Conclusion: The absence of a significant difference between the repair and the repair plus probe groups regarding histology, compound muscle action potential, walking tracks, and muscle force suggests that microelectromechanical systems electrodes are compatible with regenerating axons and show promise for establishing chemical and electrical interfaces with peripheral nerves.

Ann Arbor, Mich.

From the Department of Surgery, Section of Plastic Surgery, University of Michigan Health Systems, and the Department of Biomedical Engineering, University of Michigan.

Received for publication September 15, 2010; accepted March 18, 2011.
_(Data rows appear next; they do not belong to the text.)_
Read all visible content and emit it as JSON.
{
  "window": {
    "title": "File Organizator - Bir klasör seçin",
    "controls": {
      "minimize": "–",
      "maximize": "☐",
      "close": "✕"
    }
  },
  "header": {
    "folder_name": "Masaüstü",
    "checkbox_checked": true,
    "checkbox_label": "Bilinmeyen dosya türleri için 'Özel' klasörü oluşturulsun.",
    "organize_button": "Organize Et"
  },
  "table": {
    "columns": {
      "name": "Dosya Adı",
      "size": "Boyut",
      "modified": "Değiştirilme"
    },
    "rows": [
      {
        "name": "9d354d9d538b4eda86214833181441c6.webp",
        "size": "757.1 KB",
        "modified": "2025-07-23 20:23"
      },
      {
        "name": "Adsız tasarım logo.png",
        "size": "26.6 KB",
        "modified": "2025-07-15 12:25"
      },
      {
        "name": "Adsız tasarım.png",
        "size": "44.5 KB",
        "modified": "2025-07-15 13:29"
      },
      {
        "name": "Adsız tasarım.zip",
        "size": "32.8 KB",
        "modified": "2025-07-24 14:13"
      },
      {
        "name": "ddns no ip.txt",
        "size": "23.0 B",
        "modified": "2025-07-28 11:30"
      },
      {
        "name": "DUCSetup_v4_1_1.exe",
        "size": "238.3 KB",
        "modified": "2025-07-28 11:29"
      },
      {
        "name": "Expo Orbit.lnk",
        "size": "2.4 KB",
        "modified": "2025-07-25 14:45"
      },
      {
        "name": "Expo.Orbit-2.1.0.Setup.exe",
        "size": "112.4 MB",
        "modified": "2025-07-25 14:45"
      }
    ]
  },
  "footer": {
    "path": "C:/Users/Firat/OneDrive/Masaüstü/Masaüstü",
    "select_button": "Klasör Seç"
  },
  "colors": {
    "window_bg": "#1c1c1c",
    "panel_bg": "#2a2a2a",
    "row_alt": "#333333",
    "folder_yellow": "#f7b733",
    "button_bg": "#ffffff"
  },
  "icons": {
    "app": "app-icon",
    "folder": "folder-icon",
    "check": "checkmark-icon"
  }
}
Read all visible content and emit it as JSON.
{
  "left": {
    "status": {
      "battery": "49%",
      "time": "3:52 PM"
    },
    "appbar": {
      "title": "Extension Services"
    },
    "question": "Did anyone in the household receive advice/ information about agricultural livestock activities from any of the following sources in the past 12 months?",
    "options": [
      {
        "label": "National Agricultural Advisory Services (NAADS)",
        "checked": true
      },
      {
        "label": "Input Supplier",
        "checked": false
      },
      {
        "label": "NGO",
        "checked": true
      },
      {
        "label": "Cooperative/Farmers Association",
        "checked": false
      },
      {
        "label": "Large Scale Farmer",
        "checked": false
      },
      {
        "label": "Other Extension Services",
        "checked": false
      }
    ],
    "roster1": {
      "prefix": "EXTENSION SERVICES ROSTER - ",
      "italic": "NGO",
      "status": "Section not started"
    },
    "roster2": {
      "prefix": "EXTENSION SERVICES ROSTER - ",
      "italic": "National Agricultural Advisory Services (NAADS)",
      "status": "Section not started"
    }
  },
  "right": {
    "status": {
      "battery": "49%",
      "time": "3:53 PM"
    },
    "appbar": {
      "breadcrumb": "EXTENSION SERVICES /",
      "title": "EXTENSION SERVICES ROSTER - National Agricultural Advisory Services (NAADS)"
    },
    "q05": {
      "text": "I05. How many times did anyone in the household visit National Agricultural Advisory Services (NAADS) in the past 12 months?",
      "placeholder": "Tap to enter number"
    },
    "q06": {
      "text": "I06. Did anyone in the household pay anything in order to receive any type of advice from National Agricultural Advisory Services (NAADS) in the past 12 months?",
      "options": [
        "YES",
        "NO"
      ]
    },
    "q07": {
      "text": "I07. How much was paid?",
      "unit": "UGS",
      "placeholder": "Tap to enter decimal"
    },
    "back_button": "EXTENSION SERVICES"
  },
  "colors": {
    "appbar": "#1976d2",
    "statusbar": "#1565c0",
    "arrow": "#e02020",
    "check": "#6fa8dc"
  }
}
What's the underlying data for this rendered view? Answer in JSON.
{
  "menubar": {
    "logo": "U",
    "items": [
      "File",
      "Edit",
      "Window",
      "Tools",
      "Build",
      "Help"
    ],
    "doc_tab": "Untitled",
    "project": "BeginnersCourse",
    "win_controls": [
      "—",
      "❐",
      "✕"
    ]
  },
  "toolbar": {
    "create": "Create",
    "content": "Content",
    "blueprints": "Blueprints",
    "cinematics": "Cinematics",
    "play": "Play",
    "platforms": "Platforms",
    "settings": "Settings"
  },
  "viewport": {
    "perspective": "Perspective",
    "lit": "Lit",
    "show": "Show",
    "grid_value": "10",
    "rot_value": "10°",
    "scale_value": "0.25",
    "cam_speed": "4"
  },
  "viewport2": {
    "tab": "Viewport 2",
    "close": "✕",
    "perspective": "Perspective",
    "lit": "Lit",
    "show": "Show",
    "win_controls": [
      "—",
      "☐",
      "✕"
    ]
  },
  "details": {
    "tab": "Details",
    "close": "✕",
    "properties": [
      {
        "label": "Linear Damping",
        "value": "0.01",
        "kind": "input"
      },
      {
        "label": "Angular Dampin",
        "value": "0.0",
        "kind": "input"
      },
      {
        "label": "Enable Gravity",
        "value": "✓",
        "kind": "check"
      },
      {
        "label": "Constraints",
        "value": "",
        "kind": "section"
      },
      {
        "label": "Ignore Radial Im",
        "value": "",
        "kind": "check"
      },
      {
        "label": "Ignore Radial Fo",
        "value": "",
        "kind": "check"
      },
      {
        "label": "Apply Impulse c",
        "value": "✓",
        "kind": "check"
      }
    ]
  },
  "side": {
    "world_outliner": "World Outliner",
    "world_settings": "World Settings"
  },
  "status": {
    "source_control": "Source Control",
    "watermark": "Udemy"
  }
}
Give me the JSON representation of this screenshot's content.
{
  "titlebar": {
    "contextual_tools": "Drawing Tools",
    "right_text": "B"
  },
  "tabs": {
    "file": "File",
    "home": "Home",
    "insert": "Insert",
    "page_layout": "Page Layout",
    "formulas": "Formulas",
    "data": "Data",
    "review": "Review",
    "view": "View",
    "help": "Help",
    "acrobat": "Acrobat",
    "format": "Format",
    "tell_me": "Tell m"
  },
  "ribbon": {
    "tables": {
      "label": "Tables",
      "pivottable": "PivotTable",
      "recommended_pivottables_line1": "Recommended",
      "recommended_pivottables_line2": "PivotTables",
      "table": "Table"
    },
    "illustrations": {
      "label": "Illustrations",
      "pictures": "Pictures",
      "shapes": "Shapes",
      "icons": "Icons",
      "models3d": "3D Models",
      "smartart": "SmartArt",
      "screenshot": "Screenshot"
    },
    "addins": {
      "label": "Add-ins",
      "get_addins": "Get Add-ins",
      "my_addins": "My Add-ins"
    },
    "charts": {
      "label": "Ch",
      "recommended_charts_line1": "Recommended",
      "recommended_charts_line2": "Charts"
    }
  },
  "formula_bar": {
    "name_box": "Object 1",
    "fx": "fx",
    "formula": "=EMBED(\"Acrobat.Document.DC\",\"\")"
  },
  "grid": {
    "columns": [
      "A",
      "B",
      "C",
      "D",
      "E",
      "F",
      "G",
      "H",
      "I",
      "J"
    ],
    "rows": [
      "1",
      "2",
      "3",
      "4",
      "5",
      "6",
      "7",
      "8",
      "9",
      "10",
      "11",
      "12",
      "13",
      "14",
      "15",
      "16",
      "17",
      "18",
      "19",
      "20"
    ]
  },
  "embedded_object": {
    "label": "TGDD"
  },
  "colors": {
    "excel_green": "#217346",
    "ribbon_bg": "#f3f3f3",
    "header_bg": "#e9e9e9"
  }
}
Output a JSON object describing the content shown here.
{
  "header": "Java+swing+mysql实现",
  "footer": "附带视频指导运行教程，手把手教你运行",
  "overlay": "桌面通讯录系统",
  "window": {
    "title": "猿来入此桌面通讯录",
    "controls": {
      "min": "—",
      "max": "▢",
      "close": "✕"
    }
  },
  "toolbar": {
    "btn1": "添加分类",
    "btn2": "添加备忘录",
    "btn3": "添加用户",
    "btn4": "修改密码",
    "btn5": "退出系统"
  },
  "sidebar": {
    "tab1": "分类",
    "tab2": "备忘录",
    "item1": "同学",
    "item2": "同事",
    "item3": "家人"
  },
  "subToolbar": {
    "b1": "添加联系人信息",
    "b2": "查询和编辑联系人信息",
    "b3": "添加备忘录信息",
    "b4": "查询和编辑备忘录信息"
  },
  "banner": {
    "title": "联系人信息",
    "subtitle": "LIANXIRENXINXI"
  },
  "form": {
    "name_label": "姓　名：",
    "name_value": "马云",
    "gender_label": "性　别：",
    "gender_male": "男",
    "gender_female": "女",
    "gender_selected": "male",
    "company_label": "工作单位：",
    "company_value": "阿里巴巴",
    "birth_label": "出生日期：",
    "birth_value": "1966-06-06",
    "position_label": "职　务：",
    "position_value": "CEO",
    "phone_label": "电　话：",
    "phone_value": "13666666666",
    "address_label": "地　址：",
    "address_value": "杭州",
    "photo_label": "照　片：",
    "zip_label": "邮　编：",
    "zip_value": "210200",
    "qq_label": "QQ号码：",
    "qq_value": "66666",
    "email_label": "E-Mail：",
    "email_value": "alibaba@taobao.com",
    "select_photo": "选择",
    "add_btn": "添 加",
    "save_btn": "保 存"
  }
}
Presented at the 53rd Annual Meeting of the Plastic Surgery Research Council, in Springfield, Illinois, May 28 through 31, 2008.

Disclosure: Microelectromechanical systems probes were provided free of charge from NeuroNexus Technologies (Ann Arbor, Mich.). Dr. Kipke is a partner in this company. The authors have no other financial interests to disclose.

Melanie G. Urbanchek, Ph.D.; University of Michigan, 109 Zina Pitcher Place, Ann Arbor, Mich. 48109-2200, melurban@umich.edu

©2011American Society of Plastic Surgeons